The three mummies in this article attest not only to the permanence of Egyptian burial practices but also to the importance of religion held in the daily lives of the Egyptians. While some people view mummies as curiosities, they are truly human remains that should be treated with dignity and respect.

The process of preparing the mummy, aka mummification, took centuries to develop. No Egyptian texts describing the details of mummification survived, but descriptions by Greek and Roman authors, along with modern examinations, give us a fairly clear account of the process.

Common materials were used to make a mummy. Myrrh and various resins were used to preserve the flesh. Beeswax was applied to seal incisions. Cinnamon, honey, juniper berries, and onions were used to purify the body. Internal organs that would putrefy were removed through an incision on the left side of the chest and treated separately. The brain was extracted through the nose by means of a bronze instrument. Since the heart was thought to be the seat of intelligence, it was left in the body. The body itself was packed in natron, a natural salt, allowed to dry for about forty days, and then cleaned.

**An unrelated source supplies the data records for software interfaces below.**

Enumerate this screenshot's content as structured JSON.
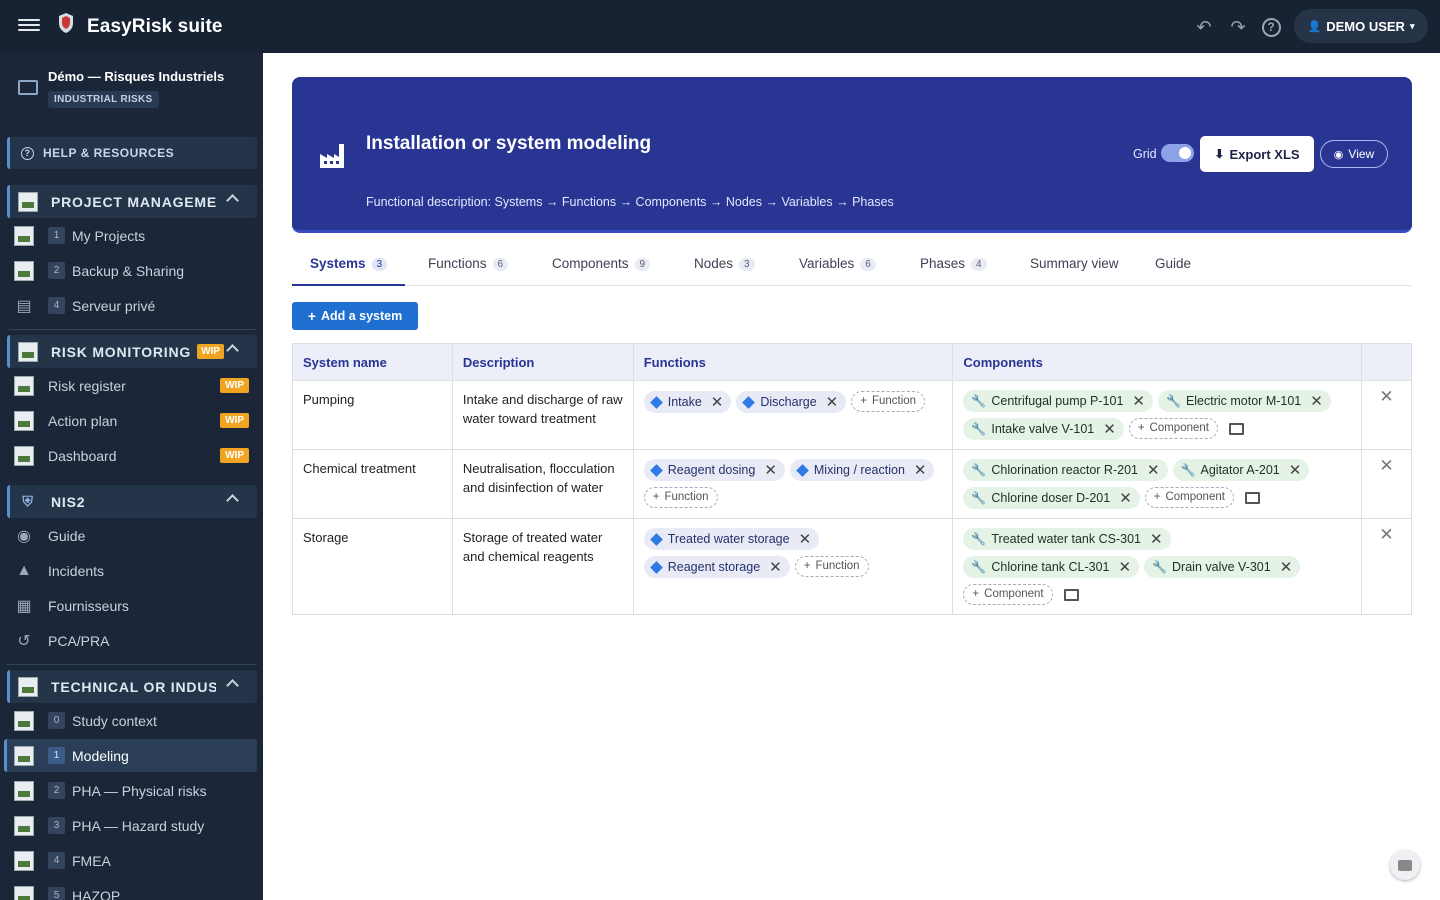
{
  "app": {
    "brand": "EasyRisk suite",
    "user": "DEMO USER"
  },
  "project": {
    "title": "Démo — Risques Industriels",
    "badge": "INDUSTRIAL RISKS"
  },
  "help_label": "HELP & RESOURCES",
  "sections": {
    "pm": {
      "label": "PROJECT MANAGEMEN",
      "items": [
        {
          "num": "1",
          "label": "My Projects"
        },
        {
          "num": "2",
          "label": "Backup & Sharing"
        },
        {
          "num": "4",
          "label": "Serveur privé"
        }
      ]
    },
    "rm": {
      "label": "RISK MONITORING",
      "wip": "WIP",
      "items": [
        {
          "label": "Risk register",
          "wip": "WIP"
        },
        {
          "label": "Action plan",
          "wip": "WIP"
        },
        {
          "label": "Dashboard",
          "wip": "WIP"
        }
      ]
    },
    "nis2": {
      "label": "NIS2",
      "items": [
        {
          "label": "Guide"
        },
        {
          "label": "Incidents"
        },
        {
          "label": "Fournisseurs"
        },
        {
          "label": "PCA/PRA"
        }
      ]
    },
    "tech": {
      "label": "TECHNICAL OR INDUSTI",
      "items": [
        {
          "num": "0",
          "label": "Study context"
        },
        {
          "num": "1",
          "label": "Modeling"
        },
        {
          "num": "2",
          "label": "PHA — Physical risks"
        },
        {
          "num": "3",
          "label": "PHA — Hazard study"
        },
        {
          "num": "4",
          "label": "FMEA"
        },
        {
          "num": "5",
          "label": "HAZOP"
        }
      ]
    }
  },
  "hero": {
    "title": "Installation or system modeling",
    "subtitle": "Functional description: Systems → Functions → Components → Nodes → Variables → Phases",
    "grid_label": "Grid",
    "export_label": "Export XLS",
    "view_label": "View"
  },
  "tabs": [
    {
      "label": "Systems",
      "count": "3"
    },
    {
      "label": "Functions",
      "count": "6"
    },
    {
      "label": "Components",
      "count": "9"
    },
    {
      "label": "Nodes",
      "count": "3"
    },
    {
      "label": "Variables",
      "count": "6"
    },
    {
      "label": "Phases",
      "count": "4"
    },
    {
      "label": "Summary view",
      "count": ""
    },
    {
      "label": "Guide",
      "count": ""
    }
  ],
  "add_system_label": "Add a system",
  "table": {
    "headers": [
      "System name",
      "Description",
      "Functions",
      "Components"
    ],
    "add_function": "Function",
    "add_component": "Component",
    "rows": [
      {
        "name": "Pumping",
        "description": "Intake and discharge of raw water toward treatment",
        "functions": [
          "Intake",
          "Discharge"
        ],
        "components": [
          "Centrifugal pump P-101",
          "Electric motor M-101",
          "Intake valve V-101"
        ]
      },
      {
        "name": "Chemical treatment",
        "description": "Neutralisation, flocculation and disinfection of water",
        "functions": [
          "Reagent dosing",
          "Mixing / reaction"
        ],
        "components": [
          "Chlorination reactor R-201",
          "Agitator A-201",
          "Chlorine doser D-201"
        ]
      },
      {
        "name": "Storage",
        "description": "Storage of treated water and chemical reagents",
        "functions": [
          "Treated water storage",
          "Reagent storage"
        ],
        "components": [
          "Treated water tank CS-301",
          "Chlorine tank CL-301",
          "Drain valve V-301"
        ]
      }
    ]
  }
}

In an effort to restore natural proportions, the body was filled with linen packing, papyrus, sawdust, mud, or sand. After the incisions were sewn up, the embalmed corpse was treated with a molten resin, which caused a blackened appearance, and then it was wrapped in linen bandages. Finally, protective amulets and jewelry were inserted into the wrappings. The Arabic word for bitumen, a kind of resin, is “mummiya,” which gives us the modern name for the preserved dead of ancient Egypt.

Below are photos of three of the popular Egyptian mummies.

Coffin of Pet-Menekh
Ptolemaic period, 4th-3rd B.C.

Pet-Menekh is identified as the priest of the god Chem or Min.

Coffin of the Singer of Amun, Henut-Wedjebu
Dynasty 18, Amenophis III (1390-1353 B.C.)

Henut-Wedjebu was “Mistress of the House and Songstress of Amun” in the temple of Amun in Karnak.

Mummy Case of Amen-Nestawy-Nakht
Dynasty 22 (945-712 B.C.)

Amen-Nestawy-Nakht was a priest of Amun in the city of Thebes.

Credits: Saint Louis Art Museum

Comments

comments